Heres the issue. If the mega is not being powered, when i turn the power on to the servos, they give a satisfying twitch on turn on ( as they always do when things are good ). I can leave it like that with no issue.

Once the arduino is powered, the two outer springs of the battery pack, the + and - , begin to get hot. So hot they turn red and even change shape a little. 3A wires are connected to the battery pack so i know thats ok.

What could be happening?

Hi, Can you please post a comlete copy of your circuit, in CAD or a picture of a hand drawn circuit in jpg, png? Also a picture of your project so we can see your layout. Links to spec of your servo units thanks. It sounds like you have a short somewhere, and it is not okay, what are your AA batteries?

Tom.... :)

ill get on that now, but before i do. when you power servos using external power, do you have to add a link from the servo->battery ground to the arduino ground? If so, why is this important?

Hi,

Yes the gnd from arduino to servo power supply is very important, the arduino signal is with respect to the arduino gnd, if you do not connect gnds then the servo will not have a reference for the signal.

Tom..... :)

Sounds like you have a cheapy battery holder with too skinny springs or poor contact, throw it away and get a better one, the springs are ruined anyway if they got red hot, the tension is gone. How much current are you drawing?

the servos currently dont have any load so i cant see it drawing much current. like i said before though, i dont have this problem if the servos are given power but the arduino isnt connected. it was a cheap box, but ive powered 10 servos with it before under load to the same arduino with no issue

did any of the arduino's pins turn red, did you notice any smoke or sparks?

Hint: sounds like you induced a direct path from +V supply to ground when you plugged in the arduino.....

You need a battery holder that is rated for 10A or so, cheap ones are not rated for heavy current and are made of steel riveted together (not soldered or brazed), so have loads of contact resistance to generate heat if you pass lots of amps through.

RC battery packs are the place to go I think, normally used with high currents so better made than the cheap ones.

If you look at this pic you'll see about the rivetted construction - expect upto 0.5 ohms per rivet before you cook them, and anything afterwards:

http://www.tandyonline.co.uk/media/catalog/product/cache/1/image/9df78eab33525d08d6e5fb8d27136e95/4/x/4xaa-battery-holder.png

Looking apart from the obvious possibility of incorrect connections and a crappy battery-holder - you say it only happens when you turn on the Arduino. Generally the max/minimum position swing that the default servo sketch uses, is larger than most servo's can go. This leads to a servo that is rammed up against it's internal end-stop and drawing copious amount of current until something breaks.

Try changing the code a bit and see what happens.

// Per.

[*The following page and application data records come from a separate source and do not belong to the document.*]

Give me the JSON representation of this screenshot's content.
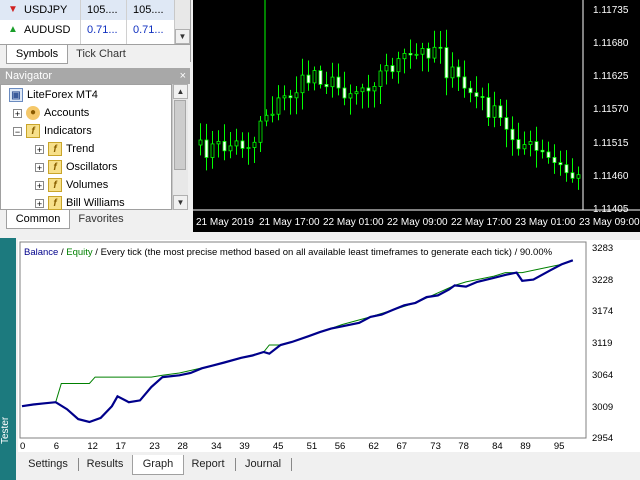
{
  "market_watch": {
    "rows": [
      {
        "symbol": "USDJPY",
        "bid": "105....",
        "ask": "105....",
        "direction": "down"
      },
      {
        "symbol": "AUDUSD",
        "bid": "0.71...",
        "ask": "0.71...",
        "direction": "up"
      }
    ],
    "tabs": [
      "Symbols",
      "Tick Chart"
    ],
    "active_tab": "Symbols"
  },
  "navigator": {
    "title": "Navigator",
    "close": "×",
    "root": "LiteForex MT4",
    "items": [
      {
        "label": "Accounts",
        "icon": "accounts-icon"
      },
      {
        "label": "Indicators",
        "icon": "indicators-icon"
      },
      {
        "label": "Trend",
        "icon": "indicator-folder-icon"
      },
      {
        "label": "Oscillators",
        "icon": "indicator-folder-icon"
      },
      {
        "label": "Volumes",
        "icon": "indicator-folder-icon"
      },
      {
        "label": "Bill Williams",
        "icon": "indicator-folder-icon"
      }
    ],
    "tabs": [
      "Common",
      "Favorites"
    ],
    "active_tab": "Common"
  },
  "price_chart": {
    "price_labels": [
      "1.11735",
      "1.11680",
      "1.11625",
      "1.11570",
      "1.11515",
      "1.11460",
      "1.11405"
    ],
    "time_labels": [
      "21 May 2019",
      "21 May 17:00",
      "22 May 01:00",
      "22 May 09:00",
      "22 May 17:00",
      "23 May 01:00",
      "23 May 09:00"
    ],
    "colors": {
      "background": "#000000",
      "candle": "#00ff00",
      "text": "#ffffff"
    }
  },
  "tester": {
    "side_label": "Tester",
    "legend": {
      "balance": "Balance",
      "sep": " / ",
      "equity": "Equity",
      "rest": " / Every tick (the most precise method based on all available least timeframes to generate each tick) / 90.00%"
    },
    "y_labels": [
      "3283",
      "3228",
      "3174",
      "3119",
      "3064",
      "3009",
      "2954"
    ],
    "x_labels": [
      "0",
      "6",
      "12",
      "17",
      "23",
      "28",
      "34",
      "39",
      "45",
      "51",
      "56",
      "62",
      "67",
      "73",
      "78",
      "84",
      "89",
      "95"
    ],
    "tabs": [
      "Settings",
      "Results",
      "Graph",
      "Report",
      "Journal"
    ],
    "active_tab": "Graph",
    "colors": {
      "balance": "#00008b",
      "equity": "#008000"
    }
  },
  "chart_data": {
    "type": "line",
    "title": "",
    "xlabel": "",
    "ylabel": "",
    "ylim": [
      2954,
      3283
    ],
    "xlim": [
      0,
      100
    ],
    "grid": false,
    "series": [
      {
        "name": "Balance",
        "x": [
          0,
          2,
          4,
          6,
          8,
          10,
          12,
          14,
          16,
          17,
          19,
          21,
          23,
          25,
          28,
          30,
          32,
          34,
          36,
          39,
          41,
          43,
          44,
          46,
          48,
          51,
          53,
          55,
          57,
          60,
          62,
          64,
          66,
          68,
          70,
          72,
          74,
          76,
          77,
          79,
          81,
          84,
          86,
          88,
          89,
          91,
          94,
          96,
          98
        ],
        "y": [
          3005,
          3008,
          3010,
          3012,
          3000,
          2983,
          2978,
          2985,
          3005,
          3022,
          3012,
          3015,
          3038,
          3055,
          3058,
          3062,
          3070,
          3075,
          3080,
          3088,
          3092,
          3098,
          3095,
          3110,
          3115,
          3125,
          3132,
          3138,
          3142,
          3148,
          3158,
          3162,
          3170,
          3178,
          3182,
          3192,
          3195,
          3205,
          3212,
          3210,
          3218,
          3225,
          3230,
          3234,
          3220,
          3222,
          3238,
          3248,
          3255
        ]
      },
      {
        "name": "Equity",
        "x": [
          0,
          6,
          7,
          12,
          13,
          17,
          23,
          25,
          28,
          34,
          39,
          43,
          44,
          46,
          48,
          51,
          57,
          62,
          70,
          77,
          79,
          84,
          86,
          89,
          91,
          96,
          98
        ],
        "y": [
          3005,
          3012,
          3044,
          3044,
          3055,
          3055,
          3055,
          3058,
          3062,
          3075,
          3088,
          3098,
          3110,
          3110,
          3115,
          3125,
          3145,
          3158,
          3182,
          3212,
          3218,
          3228,
          3234,
          3234,
          3238,
          3248,
          3255
        ]
      }
    ]
  }
}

If he made a battery spring glow, that was not servos against thier stops - that was a short, and reconnecting it the same way is the last thing he should do! Using a bigger battery is also not the solution, the solution is to find the wiring error and fix it.

POST HOW IT WAS WIRED

I would NOT do this for testing, but after something like that happens and you have removed the power - quickly feel up the now unpowered circuit and see if anything feels warm.

Glowing battery connectors imply high current.

I would suggest that if your circuit is correctly designed something like a short is causing excessive current draw.